▶ **Interface dataset entries**:
________________________

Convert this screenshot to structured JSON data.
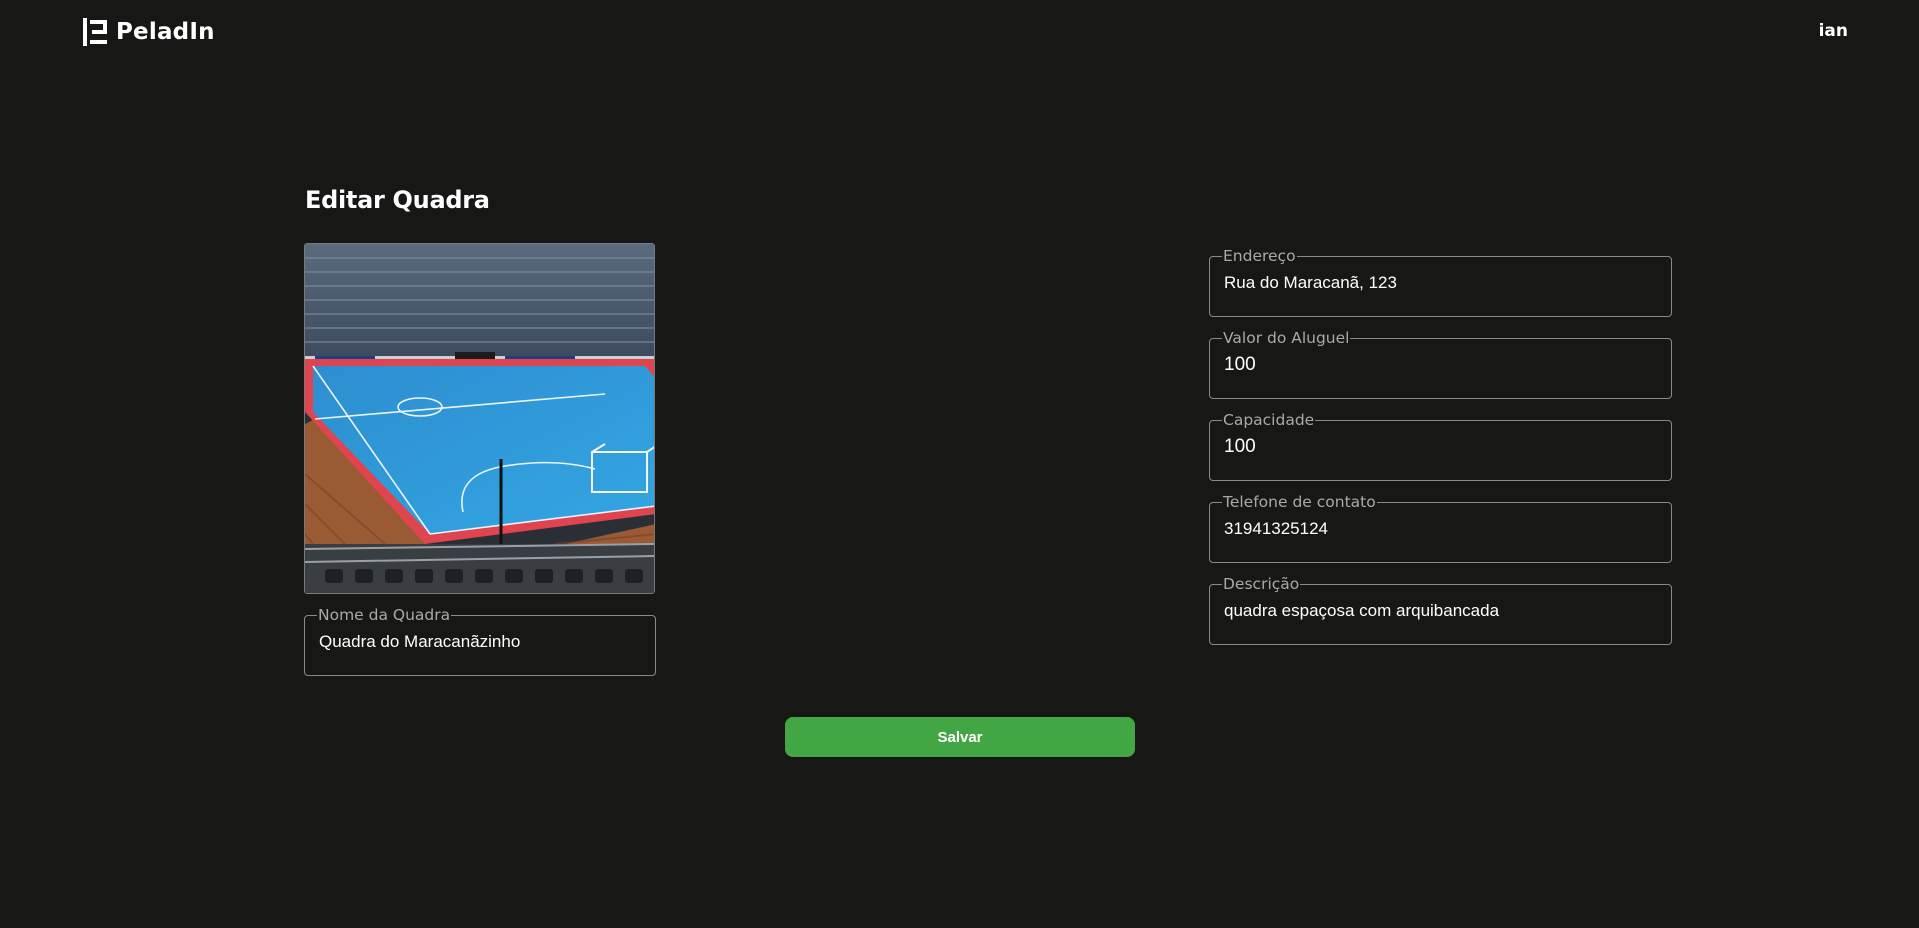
{
  "header": {
    "brand": "PeladIn",
    "user": "ian"
  },
  "page": {
    "title": "Editar Quadra"
  },
  "form": {
    "nome": {
      "label": "Nome da Quadra",
      "value": "Quadra do Maracanãzinho"
    },
    "endereco": {
      "label": "Endereço",
      "value": "Rua do Maracanã, 123"
    },
    "valor": {
      "label": "Valor do Aluguel",
      "value": "100"
    },
    "capacidade": {
      "label": "Capacidade",
      "value": "100"
    },
    "telefone": {
      "label": "Telefone de contato",
      "value": "31941325124"
    },
    "descricao": {
      "label": "Descrição",
      "value": "quadra espaçosa com arquibancada"
    }
  },
  "actions": {
    "save_label": "Salvar"
  },
  "colors": {
    "background": "#171816",
    "primary_button": "#43a645",
    "field_border": "#8a8a8a",
    "label": "#a9a9a9"
  },
  "icons": {
    "brand_logo": "peladin-logo-icon"
  }
}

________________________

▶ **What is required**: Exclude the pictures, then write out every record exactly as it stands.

▶ **Your solution**:
Convert this screenshot to structured JSON data.
{
  "header": {
    "brand": "PeladIn",
    "user": "ian"
  },
  "page": {
    "title": "Editar Quadra"
  },
  "form": {
    "nome": {
      "label": "Nome da Quadra",
      "value": "Quadra do Maracanãzinho"
    },
    "endereco": {
      "label": "Endereço",
      "value": "Rua do Maracanã, 123"
    },
    "valor": {
      "label": "Valor do Aluguel",
      "value": "100"
    },
    "capacidade": {
      "label": "Capacidade",
      "value": "100"
    },
    "telefone": {
      "label": "Telefone de contato",
      "value": "31941325124"
    },
    "descricao": {
      "label": "Descrição",
      "value": "quadra espaçosa com arquibancada"
    }
  },
  "actions": {
    "save_label": "Salvar"
  },
  "colors": {
    "background": "#171816",
    "primary_button": "#43a645",
    "field_border": "#8a8a8a",
    "label": "#a9a9a9"
  },
  "icons": {
    "brand_logo": "peladin-logo-icon"
  }
}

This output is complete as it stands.